As the pattern directs, Dumka benefits by a good soak and a gentle flat blocking to open up the stitch pattern a bit.

Check out the beautiful crown decreases.

Such an excellent hat!

Socha lives in Szczecin, Poland. She says she’s “just an ordinary woman who loves to knit.” and hats are her “favourite” thing to knit. It shows. Her hat patterns are stunning. This next one is more simple than Dumka, but not simplistic. It’s Jey.

I used the same Plymouth yarn as in Dumka. Jey is an excellent, comfortable, unisex hat. The contrasting cast-on sets off the hat perfectly. And check out the wonderful pinwheeled crown decreases.

Jey is an easy-to-knit easy-to-wear beanie.

This next one is Natka. I decided to knit Natka in the Malabrigo Rios that many of Socha’s patterns suggest. Carrot Glaze is one of my favorite Rios colorways.
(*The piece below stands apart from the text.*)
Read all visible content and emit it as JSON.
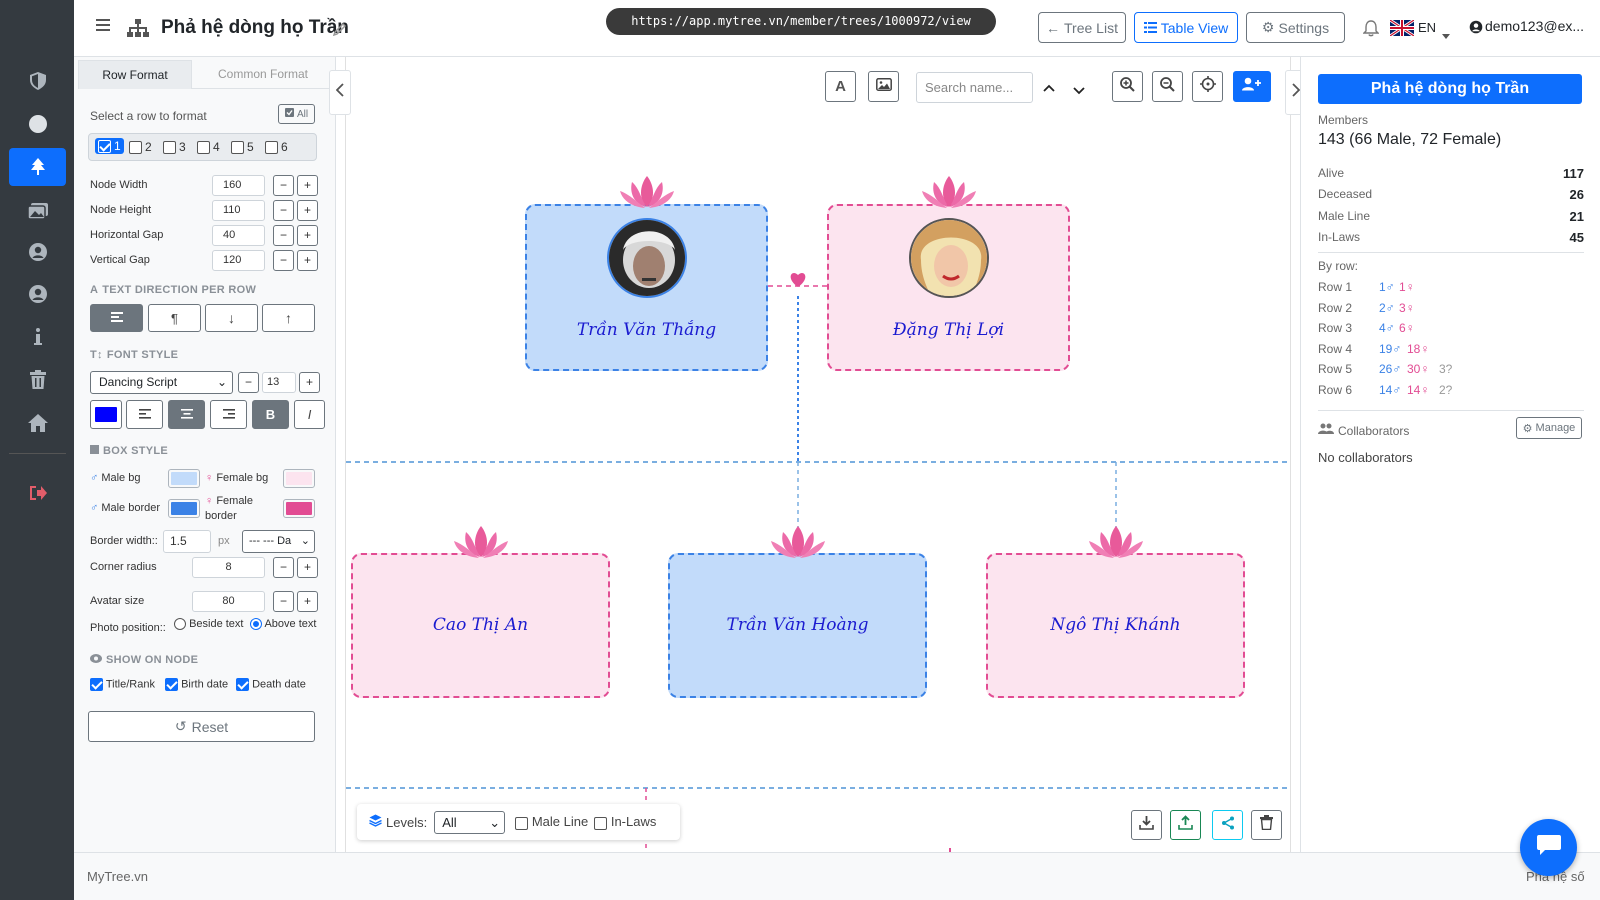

It’s tonal but not overly busy. There’s a lot going on in Natka and I wanted to make sure my yarn didn’t obscure the patterning.

Those vertical columns are mock cable. Nice beefy bobbles are strategically placed at transition points in the fan motif. That’s an I-cord topper. The body of the hat grows organically out of the unusual twisted-rib spacing. Seriously cool.

The word “Natka” is also of Polish origin and is generally a girl’s name. It means “born on Christmas Day.” But apparently it’s not reserved only for Christmas baby births.

Natka’s crown decreases are…well, I don’t want to act like a goofy fan girl…so you can just check it out and form your own opinion. My opinion is kind of close to a gulp.

One more. Drumroll please. Edzia. Edzia is also a girl’s name, often considered to be a female version of Edward. This particular Edzia is one fine hat. The styling feels architectural in an Art Deco way.

For Edzia, I returned to Plymouth Yarn Worsted Merino Superwash.

Socha is a new-to-me designer. But she wasn’t hatched just yesterday. I didn’t find her for a bit. She’s a real pro! Her patterns include clear charts that are rendered large enough even for old eyes to read. Line-by-line directions are provided as well in case you want to knit these hats the hard way instead of the easy way. Just kidding. I only became comfortable with charts in the last decade or so. Even I got there, given enough time.

These patterns are so excellent they’ll convince even even those who “don’t like to wear hats” that hats were a pretty good invention.